“So, neurodiversity is the natural variation in every single one of our brains. Whether you’re neurotypical, meaning that you’ve typically developed or developed like a typical, or if you’re neurodivergent, which means you’ve slightly diverted from the typical development of the brain.”
Mr Alexander added: “What’s really important is neurodiversity covers every neural type regardless because if you were put in under this brain scan, there’s not one brain in the world that would look identically the same.
“They are all different, whether you’re neurotypical or whether you’re neurodivergent.”
The term neurodiversity is “an attempt to be inclusive” Billy Alexander explained, and it is used to “celebrate the strengths” of those with neurodivergent conditions.
‘I can’t personally keep up with the demand’
Energy firms are looking to ensure the neurodiverse workforce is afforded the same level of comfort as neurotypical employees and as a result, A-ND is seeing a “huge demand” for its services.
Mr Alexender said: “I can’t personally keep up with the demand, not only from the energy sector.
“Once one hears of it and it’s not just hearing about it, they see the benefit. They see the productivity increase, they see a happier, healthier workforce, it reduces absences and sickness, and people stay.
“Money is important but if they feel included, valued and respected, that goes a long way too.”
He added: “When Global have that and they see the results then Aker go ‘we want a bit of that too’ then Serica ‘we’d like a bit of that too’ and so on and so on.”
A-ND has also been approached by Shell to bring its training to the supermajor’s staff at the St Fergus gas terminal in Aberdeenshire.
In addition to working with the private firms, A-ND also supports the public sector having picked up work in NHS training.
Mr Alexander explained: “There’s only so much I can do, I’m only one man so I can’t work with many organisations at once.”
The demand for Billy Alexander’s services from energy firms like Serica, Shell, Global E&C and Aker Solutions is a positive sign that the sector is looking to welcome a more diverse range of people into its ranks.
That being said, there is still a stigma around neurodiversity and the labels that come under the umbrella of neurodivergent conditions.
The energy sector is taking ‘steps in the right direction’
Despite the inaccessible or uncomfortable working environments that may be in the energy sector for neurodivergent people, through no malicious intent of employers, the dial is moving on neuro-inclusivity.
Mr Alexander said: “I think that in business now, especially in the energy sector, they’re getting wiser.
“They understand what my experience is they’re definitely understanding the benefits of having a neurodiverse workforce, and they understand the abilities of people that think differently.”
Billy Alexander explained that when a diverse group of people “who think differently” working on the same project “can create really innovative solutions and bring the real creativity to a room.”
Getting over the ‘panic’ around reasonable adjustments
To get to a point where there is diversity of thought in a room, reasonable adjustments must be made, and some are still scared of the thought of making changes.
The A-ND boss also finds himself feeling wary: “I think businesses who think here the word reasonable adjustments, I sometimes panic and myself running my own organisation when someone says, ‘I need a reasonable adjustment’, there’s that first ‘What does that mean?

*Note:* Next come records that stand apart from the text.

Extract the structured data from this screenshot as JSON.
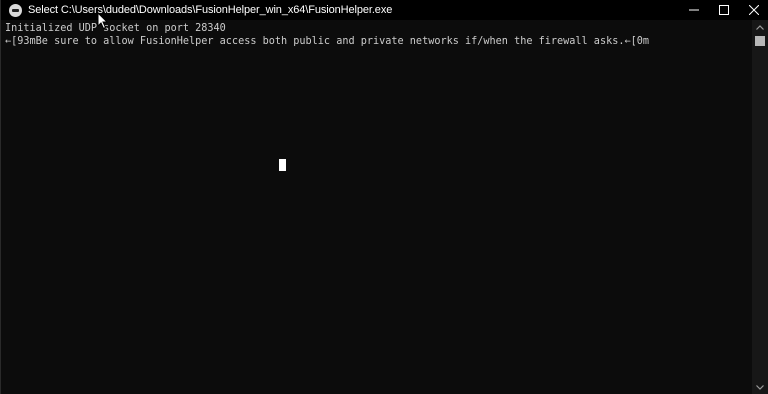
{
  "window": {
    "title": "Select C:\\Users\\duded\\Downloads\\FusionHelper_win_x64\\FusionHelper.exe",
    "app_icon": "console-app-icon",
    "controls": {
      "minimize": "minimize-icon",
      "maximize": "maximize-icon",
      "close": "close-icon"
    }
  },
  "console": {
    "lines": [
      "Initialized UDP socket on port 28340",
      "←[93mBe sure to allow FusionHelper access both public and private networks if/when the firewall asks.←[0m"
    ],
    "background": "#0c0c0c",
    "text_color": "#cccccc"
  },
  "scrollbar": {
    "up_icon": "scroll-up-arrow-icon",
    "down_icon": "scroll-down-arrow-icon"
  },
  "pointer": "mouse-pointer-icon"
}
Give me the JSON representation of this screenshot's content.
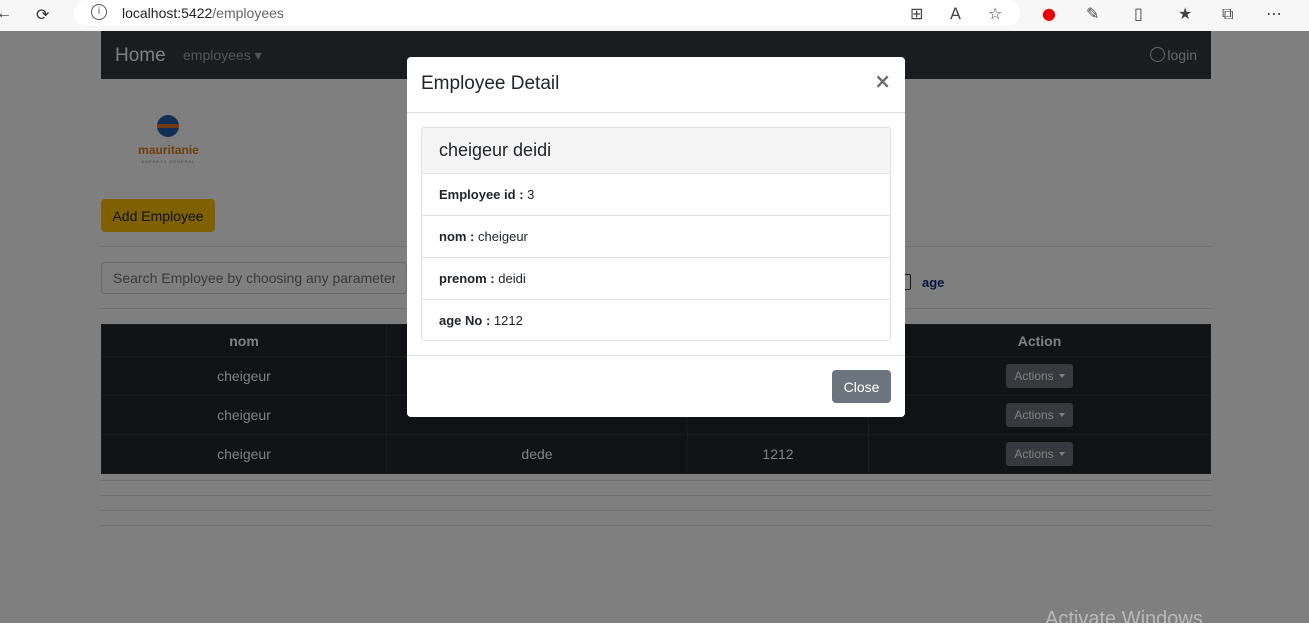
{
  "browser": {
    "url_host": "localhost:5422",
    "url_path": "/employees",
    "info_icon": "i"
  },
  "navbar": {
    "brand": "Home",
    "dropdown": "employees",
    "login": "login"
  },
  "logo": {
    "name": "mauritanie",
    "tagline": "EXPERTS GENERAL"
  },
  "add_button": "Add Employee",
  "search": {
    "placeholder": "Search Employee by choosing any parameter"
  },
  "filter": {
    "age_label": "age"
  },
  "table": {
    "headers": [
      "nom",
      "",
      "",
      "Action"
    ],
    "rows": [
      {
        "nom": "cheigeur",
        "prenom": "",
        "age": "",
        "action": "Actions"
      },
      {
        "nom": "cheigeur",
        "prenom": "",
        "age": "",
        "action": "Actions"
      },
      {
        "nom": "cheigeur",
        "prenom": "dede",
        "age": "1212",
        "action": "Actions"
      }
    ]
  },
  "modal": {
    "title": "Employee Detail",
    "close_x": "×",
    "card_title": "cheigeur deidi",
    "fields": [
      {
        "label": "Employee id :",
        "value": "3"
      },
      {
        "label": "nom :",
        "value": "cheigeur"
      },
      {
        "label": "prenom :",
        "value": "deidi"
      },
      {
        "label": "age No :",
        "value": "1212"
      }
    ],
    "close_button": "Close"
  },
  "watermark": "Activate Windows"
}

What’s that going to cost? What’s that going to look like?’
“More often than not, it’s a reasonable fix. Most individuals are very reasonable if you say ‘We can’t do that right now’ or ‘That’s going to cost a lot, is there something else we can do?’, most individuals will be flexible and will work with you on that.”

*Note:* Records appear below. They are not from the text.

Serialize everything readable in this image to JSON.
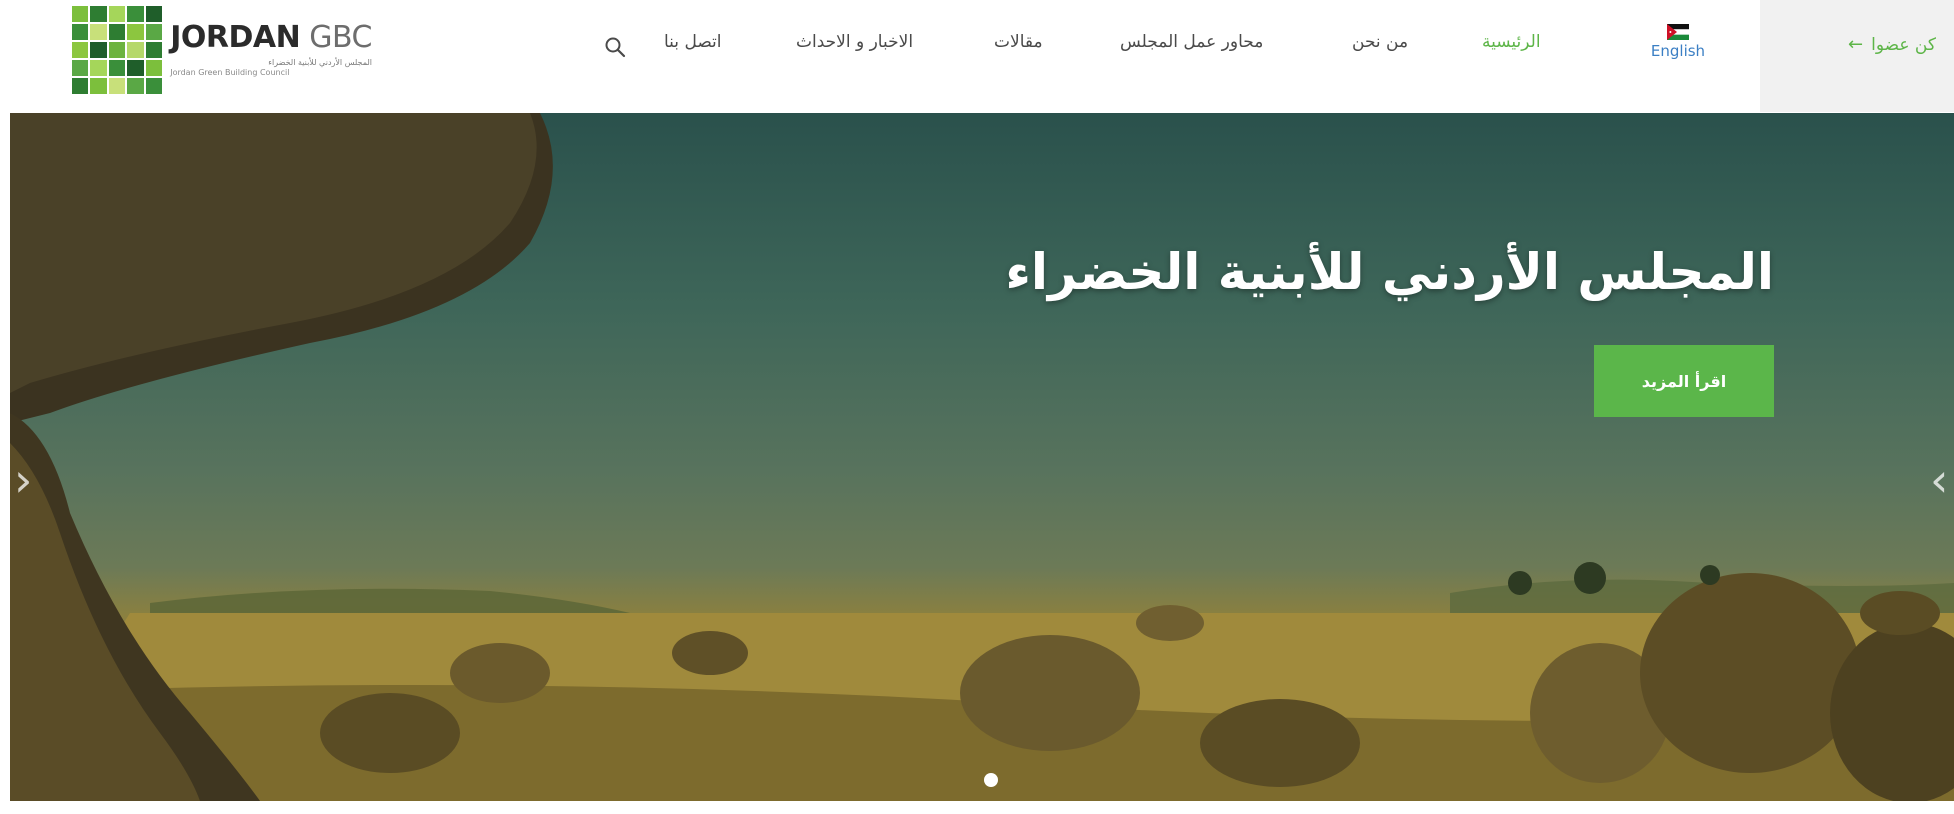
{
  "logo": {
    "title_bold": "JORDAN",
    "title_light": "GBC",
    "subtitle_ar": "المجلس الأردني للأبنية الخضراء",
    "subtitle_en": "Jordan Green Building Council"
  },
  "nav": {
    "items": [
      {
        "label": "الرئيسية",
        "active": true
      },
      {
        "label": "من نحن"
      },
      {
        "label": "محاور عمل المجلس"
      },
      {
        "label": "مقالات"
      },
      {
        "label": "الاخبار و الاحداث"
      },
      {
        "label": "اتصل بنا"
      }
    ],
    "search_icon": "search-icon",
    "language_label": "English",
    "language_flag": "jordan-flag-icon",
    "member_label": "كن عضوا",
    "member_arrow": "arrow-left-icon"
  },
  "hero": {
    "title": "المجلس الأردني للأبنية الخضراء",
    "button_label": "اقرأ المزيد",
    "prev_arrow": "‹",
    "next_arrow": "›",
    "slide_count": 1,
    "active_slide": 1
  },
  "colors": {
    "brand_green": "#5bb64a",
    "nav_text": "#4a4a4a",
    "link_blue": "#3b7fc4",
    "member_bg": "#f1f1f1"
  }
}
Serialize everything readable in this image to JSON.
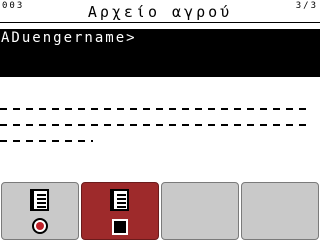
{
  "header": {
    "counter_left": "003",
    "title": "Αρχείο αγρού",
    "counter_right": "3/3"
  },
  "input": {
    "text": "ADuengername>"
  },
  "colors": {
    "selected_tab": "#9e2a2b",
    "tab": "#c9c9c9",
    "record_dot": "#c0222a"
  },
  "tabs": [
    {
      "icon": "document-icon",
      "action_icon": "record-icon",
      "selected": false
    },
    {
      "icon": "document-icon",
      "action_icon": "stop-icon",
      "selected": true
    },
    {
      "icon": "",
      "selected": false
    },
    {
      "icon": "",
      "selected": false
    }
  ]
}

To achieve the changes Billy Alexander speaks about and reap the benefits of a diverse workforce, changes must be made and that can only come with understanding the struggles the neurodiverse workforce faces.

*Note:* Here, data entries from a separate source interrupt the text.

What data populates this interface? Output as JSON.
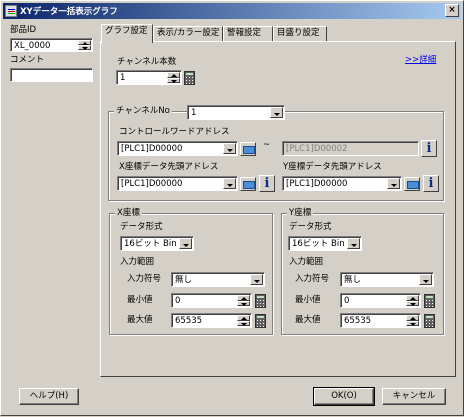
{
  "window": {
    "title": "XYデータ一括表示グラフ",
    "close_label": "×"
  },
  "left_panel": {
    "part_id_label": "部品ID",
    "part_id_value": "XL_0000",
    "comment_label": "コメント",
    "comment_value": ""
  },
  "tabs": [
    {
      "label": "グラフ設定"
    },
    {
      "label": "表示/カラー設定"
    },
    {
      "label": "警報設定"
    },
    {
      "label": "目盛り設定"
    }
  ],
  "graph_settings": {
    "channel_count_label": "チャンネル本数",
    "channel_count_value": "1",
    "details_link": ">>詳細",
    "channel_no_label": "チャンネルNo",
    "channel_no_value": "1",
    "control_word_label": "コントロールワードアドレス",
    "control_word_value": "[PLC1]D00000",
    "range_separator": "~",
    "control_word_end_value": "[PLC1]D00002",
    "x_address_label": "X座標データ先頭アドレス",
    "x_address_value": "[PLC1]D00000",
    "y_address_label": "Y座標データ先頭アドレス",
    "y_address_value": "[PLC1]D00000",
    "x_group": {
      "title": "X座標",
      "data_format_label": "データ形式",
      "data_format_value": "16ビット Bin",
      "input_range_label": "入力範囲",
      "sign_label": "入力符号",
      "sign_value": "無し",
      "min_label": "最小値",
      "min_value": "0",
      "max_label": "最大値",
      "max_value": "65535"
    },
    "y_group": {
      "title": "Y座標",
      "data_format_label": "データ形式",
      "data_format_value": "16ビット Bin",
      "input_range_label": "入力範囲",
      "sign_label": "入力符号",
      "sign_value": "無し",
      "min_label": "最小値",
      "min_value": "0",
      "max_label": "最大値",
      "max_value": "65535"
    }
  },
  "footer": {
    "help_label": "ヘルプ(H)",
    "ok_label": "OK(O)",
    "cancel_label": "キャンセル"
  },
  "icons": {
    "title": "graph-app-icon",
    "calculator": "calculator-icon",
    "keyboard": "address-input-icon",
    "info": "info-icon"
  },
  "colors": {
    "title_start": "#0a246a",
    "title_end": "#a6caf0",
    "face": "#d4d0c8",
    "link": "#0000ee",
    "info": "#0a2e8a"
  }
}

Mr Alexander explained: “The only way we can tackle some of the stigma around that is by raising awareness and also understanding because it’s more than just awareness of neurodiversity, it’s also understanding its extent and also the challenges that come with that.”